Stacey Abrams came this close to making history as the first Black woman to win a governor’s race in America, but she fell short, thanks to voter suppression efforts led by her opponent, Brian Kemp. Still, Abrams isn’t bitter about the controversial loss, instead, it has only fueled her to keep working even harder.
“Sometimes you have to be the loser so that the people can be the victor,” Abrams told filmmaker Ava DuVernay during a recent conversation about democracy and diversity. The pair sat down to chat at the National Day of Racial Healing, hosted by DuVernay’s ARRAY Alliance and the Kellogg Foundation.
During her race for Georgia’s top seat, Abrams focused on expanding the electorate, not simply on trying to convince disaffected Republicans to join her team. Because of this, she not only turned out more Black and white voters than former President Barack Obama, but she also massively increased Latinx and Asian turnout as well. How? Throughout her campaign, Abrams focused on the issues people cared about most, including education, healthcare, and poverty, which she called “immoral” and “economically inefficient.”
Following Abrams’ model may just be the way Democrats win back the White House in 2020, but the Spelman College grad also had some adept advice for those looking to make it to 1600 Pennsylvania Avenue.
“We have to not run against Donald Trump,” Abrams told ESSENCE, cautioning Democratic presidential hopefuls against sinking to his level. “Any candidate who begins a race trying to defeat the other person is going to lose because you’re playing the other person’s game, you’re following their road map.”
Instead of simply just attacking Trump, Abrams said Democrats should focus on authentically connecting with voters who share the party’s values.
“Democrats win by telling our story, by engaging communities early and authentically, and by fighting for every vote that shares our values,” she said. “But too often on the Democratic side of the aisle, the ones who share our values are the ones who least likely to be asked to share their voices”
Abrams is hoping Dems follow her example and continue to reach out to those who may not have voted in the past.
“So what my campaign demonstrated…is that if you go into communities and treat them with respect, regardless of race, they will vote if we tell them we trust them,” she said. “So I want us to have 2020 candidates who are actually doing the work of expanding the electorate, not trying to convince people who’ve already told us they don’t like us to change their mind just this once.”
While she mulls over her next move, many have speculated that Abrams will run for the U.S. Senate in 2020. Still, the former Georgia House Minority Leader said she will only pursue another political office under three conditions.
“I need it to be the right job, I need to be the right person, and it needs to be the right time,” Abrams told ESSENCE.

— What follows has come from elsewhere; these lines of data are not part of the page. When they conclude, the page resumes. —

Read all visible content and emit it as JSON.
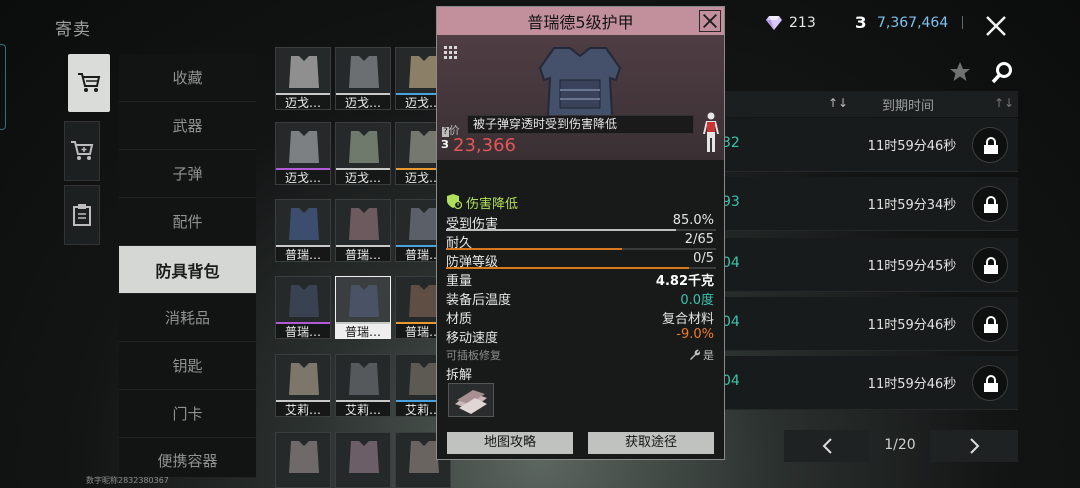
{
  "header": {
    "title": "寄卖",
    "diamond_count": "213",
    "coin_symbol": "З",
    "coin_count": "7,367,464"
  },
  "side_tabs": {
    "icons": [
      "cart-icon",
      "sell-cart-icon",
      "clipboard-icon"
    ]
  },
  "categories": [
    {
      "label": "收藏"
    },
    {
      "label": "武器"
    },
    {
      "label": "子弹"
    },
    {
      "label": "配件"
    },
    {
      "label": "防具背包"
    },
    {
      "label": "消耗品"
    },
    {
      "label": "钥匙"
    },
    {
      "label": "门卡"
    },
    {
      "label": "便携容器"
    }
  ],
  "grid": [
    [
      {
        "name": "迈戈…",
        "bar": "#c9c9c9"
      },
      {
        "name": "迈戈…",
        "bar": "#c9c9c9"
      },
      {
        "name": "迈戈…",
        "bar": "#4aa3e0"
      }
    ],
    [
      {
        "name": "迈戈…",
        "bar": "#b25ad6"
      },
      {
        "name": "迈戈…",
        "bar": "#c9c9c9"
      },
      {
        "name": "迈戈…",
        "bar": "#e89a2e"
      }
    ],
    [
      {
        "name": "普瑞…",
        "bar": "#c9c9c9"
      },
      {
        "name": "普瑞…",
        "bar": "#c9c9c9"
      },
      {
        "name": "普瑞…",
        "bar": "#4aa3e0"
      }
    ],
    [
      {
        "name": "普瑞…",
        "bar": "#b25ad6"
      },
      {
        "name": "普瑞…",
        "bar": "#c9c9c9"
      },
      {
        "name": "普瑞…",
        "bar": "#e89a2e"
      }
    ],
    [
      {
        "name": "艾莉…",
        "bar": "#c9c9c9"
      },
      {
        "name": "艾莉…",
        "bar": "#c9c9c9"
      },
      {
        "name": "艾莉…",
        "bar": "#4aa3e0"
      }
    ],
    [
      {
        "name": "",
        "bar": "#c9c9c9"
      },
      {
        "name": "",
        "bar": "#c9c9c9"
      },
      {
        "name": "",
        "bar": "#c9c9c9"
      }
    ]
  ],
  "list": {
    "expire_header": "到期时间",
    "sort_icon": "↑↓",
    "rows": [
      {
        "num": "32",
        "time": "11时59分46秒"
      },
      {
        "num": "93",
        "time": "11时59分34秒"
      },
      {
        "num": "04",
        "time": "11时59分45秒"
      },
      {
        "num": "04",
        "time": "11时59分46秒"
      },
      {
        "num": "04",
        "time": "11时59分46秒"
      }
    ],
    "page": "1/20"
  },
  "popup": {
    "title": "普瑞德5级护甲",
    "tooltip": "被子弹穿透时受到伤害降低",
    "price_label": "价",
    "price_coin": "З",
    "price_value": "23,366",
    "effect_label": "伤害降低",
    "stats": [
      {
        "key": "受到伤害",
        "value": "85.0%",
        "bar": 0.85,
        "bar_color": "#bdbdbd"
      },
      {
        "key": "耐久",
        "value": "2/65",
        "bar": 0.65,
        "bar_color": "#d8791e"
      },
      {
        "key": "防弹等级",
        "value": "0/5",
        "bar": 0.9,
        "bar_color": "#d8791e"
      },
      {
        "key": "重量",
        "value": "4.82千克"
      },
      {
        "key": "装备后温度",
        "value": "0.0度",
        "value_color": "#3cc3ad"
      },
      {
        "key": "材质",
        "value": "复合材料"
      },
      {
        "key": "移动速度",
        "value": "-9.0%",
        "value_color": "#f07a2a"
      },
      {
        "key": "可插板修复",
        "value": "是",
        "key_color": "#8a8e8c",
        "value_color": "#bdbdbd",
        "small": true
      }
    ],
    "disassemble_label": "拆解",
    "map_button": "地图攻略",
    "source_button": "获取途径"
  },
  "footer": {
    "id_text": "数字昵称2832380367"
  }
}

“I do not want to run for office simply because an office is available,” she continued. “I do not want to run for office to have a title. I want to be the best person to do the work, and that’s what I’m going to look at.”